He has failed to understand that most players don't give a damn about balance; they just want to have fun. And that by catering to some echo chamber-effect driven minority that hangs around forums, he has missed the vast majority of players that don't even visit sites about the game. Oh yeah: MMOC's 36k active posters are nothing compared to the game's 7 million + players, or the past 12 million. They are not even representative of the community, because they are not chosen randomly. Yet he caters to them, and their never-ending conversations about "balance," whatever that is supposed to mean.

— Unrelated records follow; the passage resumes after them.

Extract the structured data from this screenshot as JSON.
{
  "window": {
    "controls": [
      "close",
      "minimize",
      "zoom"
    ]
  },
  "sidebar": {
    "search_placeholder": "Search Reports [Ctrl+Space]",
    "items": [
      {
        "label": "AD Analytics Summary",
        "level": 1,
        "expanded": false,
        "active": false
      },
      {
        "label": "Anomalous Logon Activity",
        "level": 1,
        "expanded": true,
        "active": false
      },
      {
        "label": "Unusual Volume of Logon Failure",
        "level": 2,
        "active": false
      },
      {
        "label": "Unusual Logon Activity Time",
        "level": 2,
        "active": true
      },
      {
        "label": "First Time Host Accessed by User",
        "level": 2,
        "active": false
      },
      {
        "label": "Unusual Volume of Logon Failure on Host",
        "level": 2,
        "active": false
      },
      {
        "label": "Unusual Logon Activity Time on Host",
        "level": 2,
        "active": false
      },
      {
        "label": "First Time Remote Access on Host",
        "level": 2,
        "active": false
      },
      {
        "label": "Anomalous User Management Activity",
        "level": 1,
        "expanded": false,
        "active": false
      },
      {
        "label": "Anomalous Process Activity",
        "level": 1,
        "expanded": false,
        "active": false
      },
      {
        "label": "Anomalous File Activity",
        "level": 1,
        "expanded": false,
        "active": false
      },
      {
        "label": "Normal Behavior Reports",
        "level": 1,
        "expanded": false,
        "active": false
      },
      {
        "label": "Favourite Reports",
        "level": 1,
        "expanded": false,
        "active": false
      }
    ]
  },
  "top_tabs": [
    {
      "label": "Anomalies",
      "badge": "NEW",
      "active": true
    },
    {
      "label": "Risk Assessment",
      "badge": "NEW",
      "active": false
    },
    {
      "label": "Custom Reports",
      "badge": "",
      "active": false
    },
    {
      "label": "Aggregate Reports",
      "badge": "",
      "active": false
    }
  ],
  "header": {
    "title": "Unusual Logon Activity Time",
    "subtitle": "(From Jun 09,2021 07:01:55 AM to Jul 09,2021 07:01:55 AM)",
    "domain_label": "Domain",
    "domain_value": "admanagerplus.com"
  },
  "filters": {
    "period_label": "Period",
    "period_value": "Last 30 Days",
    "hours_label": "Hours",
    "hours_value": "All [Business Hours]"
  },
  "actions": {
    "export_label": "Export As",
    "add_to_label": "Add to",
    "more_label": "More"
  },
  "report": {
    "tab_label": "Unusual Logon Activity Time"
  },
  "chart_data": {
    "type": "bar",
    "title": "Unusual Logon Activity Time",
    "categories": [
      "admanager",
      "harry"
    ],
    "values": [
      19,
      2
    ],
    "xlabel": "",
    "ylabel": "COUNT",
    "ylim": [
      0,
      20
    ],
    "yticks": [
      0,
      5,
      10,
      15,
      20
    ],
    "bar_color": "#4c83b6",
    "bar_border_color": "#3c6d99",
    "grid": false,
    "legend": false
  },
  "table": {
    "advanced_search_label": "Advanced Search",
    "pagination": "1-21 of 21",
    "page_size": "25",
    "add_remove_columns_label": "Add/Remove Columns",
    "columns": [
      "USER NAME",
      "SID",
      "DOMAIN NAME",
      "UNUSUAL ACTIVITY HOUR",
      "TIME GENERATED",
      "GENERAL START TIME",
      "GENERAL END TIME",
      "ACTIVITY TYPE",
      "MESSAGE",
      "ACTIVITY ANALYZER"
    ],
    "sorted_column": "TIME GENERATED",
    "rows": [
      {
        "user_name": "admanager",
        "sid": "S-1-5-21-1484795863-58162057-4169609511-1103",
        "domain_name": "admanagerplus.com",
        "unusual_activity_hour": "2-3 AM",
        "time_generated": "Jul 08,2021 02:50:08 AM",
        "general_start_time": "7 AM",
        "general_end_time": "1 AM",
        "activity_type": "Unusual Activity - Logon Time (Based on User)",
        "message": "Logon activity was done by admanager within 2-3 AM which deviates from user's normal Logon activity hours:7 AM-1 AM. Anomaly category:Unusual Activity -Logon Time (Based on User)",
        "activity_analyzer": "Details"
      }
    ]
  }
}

Even worse, he is a professional that should have long ago understood one simple thing: there can be no balance between two or more different elements. Only identical elements can be equal. So the best thing to do is strive for some semblance of equality, while keeping fun and excitement as his most important goal. But then again, even though instanced gameplay is far from what most players enjoy in the game, it's what the company is trying to promote, because it's easier to develop content for, and cheaper; and of course in instanced content you need balance for PvP, and absence of uniqueness for 10-man raiding in PvE. And so, whether he wants to or not, Ghostcrawler has been tasked to play his part is steering the game to be more accomodating towards those activities.

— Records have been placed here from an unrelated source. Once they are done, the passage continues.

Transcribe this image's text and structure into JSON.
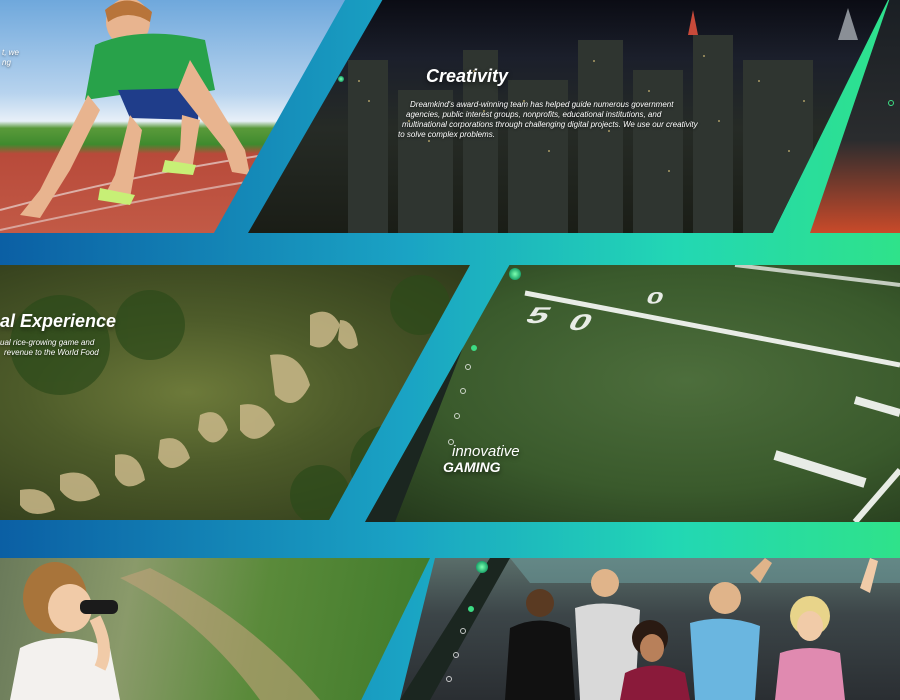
{
  "panels": {
    "runner": {
      "text_fragments": [
        "t, we",
        "ng"
      ]
    },
    "creativity": {
      "title": "Creativity",
      "lines": [
        "Dreamkind's award-winning team has helped guide numerous government",
        "agencies, public interest groups, nonprofits, educational institutions, and",
        "multinational corporations through challenging digital projects. We use our creativity",
        "to solve complex problems."
      ]
    },
    "experience": {
      "title": "al Experience",
      "lines": [
        "ual rice-growing game and",
        "revenue to the World Food"
      ]
    },
    "football": {
      "title_line1": "innovative",
      "title_line2": "GAMING",
      "field_number_left": "5",
      "field_number_right": "0",
      "field_number_left_b": "0"
    },
    "kids": {},
    "group": {}
  },
  "colors": {
    "band_start": "#0b5fa4",
    "band_end": "#2fe28a",
    "accent_dot": "#3ddc84"
  }
}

Which leads to the actual reason why the game is declining so fast in subscriptions: fatigue. Not that much from the age of the game, but its content: its focus on instanced content in both PvE and PvP. Such content is desirable from high-performance players; actually the closer it is to a MOBA or a fighting game in an arena the better; but it's boring to most players of the game. Because the vast majority doesn't care about raiding or arena. They joined the game when it was an open-world role-playing game. When there was a vast world for them to play in, adventure and explore. Vanilla was the period of time that the game met its highest rise in players in percentages; and the time when, barring a small minority of ever-complaing high-performance players or their wannabe followers, most players actually enjoyed the game; they were genuinely excited about logging in and playing, as opposed to routinely logging in to do their online chores nowadays.
That's what made the game such a raving success: its open world. Not the dungeons. If it relied on dungeons then it would have stopped at the usual 200k subscribers mark of all other similar mmorpgs; perhaps gone a bit further because of its accessiblity. But that would be it. The several-million-players success story was built on the one thing WoW did better than any mmorpg until then, or since: its tenths of zones, with their thousand of quests, its exploration, and sense of a vast world filled with immense potential. Not the grind for points and shinies that it has become now.

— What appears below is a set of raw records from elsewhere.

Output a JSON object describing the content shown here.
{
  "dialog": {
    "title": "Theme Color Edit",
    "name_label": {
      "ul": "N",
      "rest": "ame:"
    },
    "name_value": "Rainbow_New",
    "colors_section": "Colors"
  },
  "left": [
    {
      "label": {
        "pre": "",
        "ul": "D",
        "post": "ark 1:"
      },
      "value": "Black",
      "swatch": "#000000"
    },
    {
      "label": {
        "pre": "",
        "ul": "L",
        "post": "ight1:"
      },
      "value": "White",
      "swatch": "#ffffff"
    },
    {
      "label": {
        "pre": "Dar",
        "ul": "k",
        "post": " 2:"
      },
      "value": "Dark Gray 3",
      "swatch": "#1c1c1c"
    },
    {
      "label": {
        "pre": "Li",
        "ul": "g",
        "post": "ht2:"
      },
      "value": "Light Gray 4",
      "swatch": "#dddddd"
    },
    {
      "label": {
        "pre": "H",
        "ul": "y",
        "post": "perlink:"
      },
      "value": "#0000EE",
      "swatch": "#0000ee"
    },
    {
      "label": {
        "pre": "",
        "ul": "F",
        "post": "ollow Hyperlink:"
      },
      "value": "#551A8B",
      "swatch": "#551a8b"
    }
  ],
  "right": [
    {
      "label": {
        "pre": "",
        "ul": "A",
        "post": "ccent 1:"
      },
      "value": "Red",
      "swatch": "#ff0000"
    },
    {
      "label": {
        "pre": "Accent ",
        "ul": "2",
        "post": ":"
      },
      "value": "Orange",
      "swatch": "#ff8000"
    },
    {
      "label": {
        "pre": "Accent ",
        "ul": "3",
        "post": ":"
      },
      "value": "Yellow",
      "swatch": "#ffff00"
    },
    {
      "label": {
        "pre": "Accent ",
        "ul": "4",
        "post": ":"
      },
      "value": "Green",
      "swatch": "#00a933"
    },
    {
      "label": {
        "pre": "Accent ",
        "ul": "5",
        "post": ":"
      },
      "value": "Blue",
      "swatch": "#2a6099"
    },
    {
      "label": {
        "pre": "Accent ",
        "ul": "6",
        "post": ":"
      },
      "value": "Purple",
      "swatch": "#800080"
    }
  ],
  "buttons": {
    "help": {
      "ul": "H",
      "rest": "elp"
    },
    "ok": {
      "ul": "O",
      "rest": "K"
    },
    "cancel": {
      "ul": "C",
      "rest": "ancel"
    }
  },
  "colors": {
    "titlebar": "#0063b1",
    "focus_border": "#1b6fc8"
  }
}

And it's quite obvious really: Shenmue, Driver, Zelda, Yakuza, Fallout, Grand Theft Auto; do you know what they all have in common? Hugely successful games. With an open world theme. Most recently Skyrim, with its horrible combat and clunky animations, surpassed 10 million copies sold, in an era where piracy is huge, on PCs especially. So the actual number of people that have playeed it? Yeah, one can only imagine. 10 million + players. Which other open-world role-playing game once had such numbers? Hmm....That's the genre WoW belonged to in Vanilla, and that's the genre it has forsaken, and a major reason of why it has declined so much in popularity. Shinies instead of actual open-world content is only going to take you so far. And this seems to be the extent of the trick's longevity. Most players are just bored and tired of grinding points instead of playing a proper open-world role-playing game. So they leave.